Write out the entire listing below exactly as it appears, minus any pictures.

-- Opening Marker --

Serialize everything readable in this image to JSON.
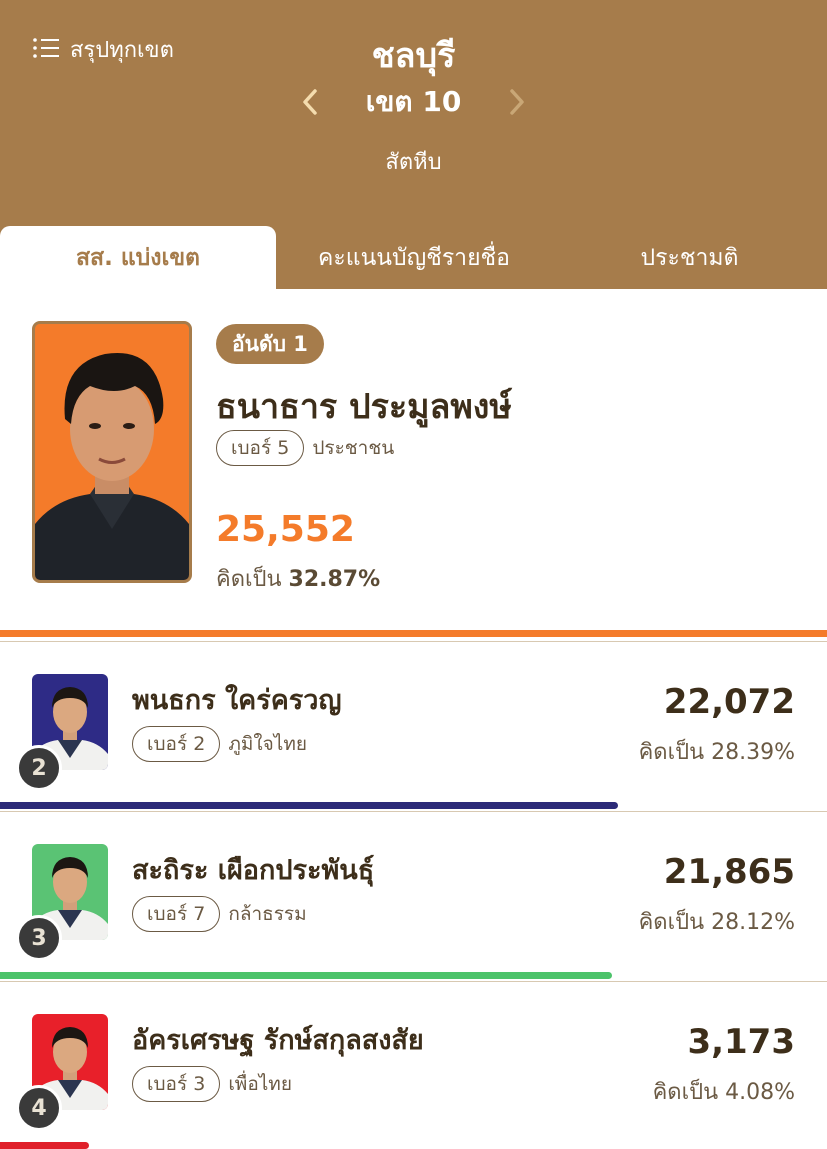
{
  "header": {
    "summary_label": "สรุปทุกเขต",
    "province": "ชลบุรี",
    "district": "เขต 10",
    "area": "สัตหีบ",
    "background": "#a67c4b"
  },
  "tabs": [
    {
      "label": "สส. แบ่งเขต",
      "active": true
    },
    {
      "label": "คะแนนบัญชีรายชื่อ",
      "active": false
    },
    {
      "label": "ประชามติ",
      "active": false
    }
  ],
  "winner": {
    "rank_label": "อันดับ 1",
    "name": "ธนาธาร ประมูลพงษ์",
    "number_label": "เบอร์ 5",
    "party": "ประชาชน",
    "votes": "25,552",
    "pct_prefix": "คิดเป็น",
    "pct": "32.87%",
    "color": "#f47b2a",
    "bar_fraction": 1.0
  },
  "candidates": [
    {
      "rank": "2",
      "name": "พนธกร ใคร่ครวญ",
      "number_label": "เบอร์ 2",
      "party": "ภูมิใจไทย",
      "votes": "22,072",
      "pct_text": "คิดเป็น 28.39%",
      "color": "#2c2a78",
      "photo_bg": "#2e2b86",
      "bar_fraction": 0.864
    },
    {
      "rank": "3",
      "name": "สะถิระ เผือกประพันธุ์",
      "number_label": "เบอร์ 7",
      "party": "กล้าธรรม",
      "votes": "21,865",
      "pct_text": "คิดเป็น 28.12%",
      "color": "#4cc36a",
      "photo_bg": "#5ac374",
      "bar_fraction": 0.856
    },
    {
      "rank": "4",
      "name": "อัครเศรษฐ รักษ์สกุลสงสัย",
      "number_label": "เบอร์ 3",
      "party": "เพื่อไทย",
      "votes": "3,173",
      "pct_text": "คิดเป็น 4.08%",
      "color": "#e0202a",
      "photo_bg": "#e8202a",
      "bar_fraction": 0.124
    }
  ]
}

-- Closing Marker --

§ **THE COMPLETED TASK**
Serialize everything readable in this image to JSON.
{
  "header": {
    "summary_label": "สรุปทุกเขต",
    "province": "ชลบุรี",
    "district": "เขต 10",
    "area": "สัตหีบ",
    "background": "#a67c4b"
  },
  "tabs": [
    {
      "label": "สส. แบ่งเขต",
      "active": true
    },
    {
      "label": "คะแนนบัญชีรายชื่อ",
      "active": false
    },
    {
      "label": "ประชามติ",
      "active": false
    }
  ],
  "winner": {
    "rank_label": "อันดับ 1",
    "name": "ธนาธาร ประมูลพงษ์",
    "number_label": "เบอร์ 5",
    "party": "ประชาชน",
    "votes": "25,552",
    "pct_prefix": "คิดเป็น",
    "pct": "32.87%",
    "color": "#f47b2a",
    "bar_fraction": 1.0
  },
  "candidates": [
    {
      "rank": "2",
      "name": "พนธกร ใคร่ครวญ",
      "number_label": "เบอร์ 2",
      "party": "ภูมิใจไทย",
      "votes": "22,072",
      "pct_text": "คิดเป็น 28.39%",
      "color": "#2c2a78",
      "photo_bg": "#2e2b86",
      "bar_fraction": 0.864
    },
    {
      "rank": "3",
      "name": "สะถิระ เผือกประพันธุ์",
      "number_label": "เบอร์ 7",
      "party": "กล้าธรรม",
      "votes": "21,865",
      "pct_text": "คิดเป็น 28.12%",
      "color": "#4cc36a",
      "photo_bg": "#5ac374",
      "bar_fraction": 0.856
    },
    {
      "rank": "4",
      "name": "อัครเศรษฐ รักษ์สกุลสงสัย",
      "number_label": "เบอร์ 3",
      "party": "เพื่อไทย",
      "votes": "3,173",
      "pct_text": "คิดเป็น 4.08%",
      "color": "#e0202a",
      "photo_bg": "#e8202a",
      "bar_fraction": 0.124
    }
  ]
}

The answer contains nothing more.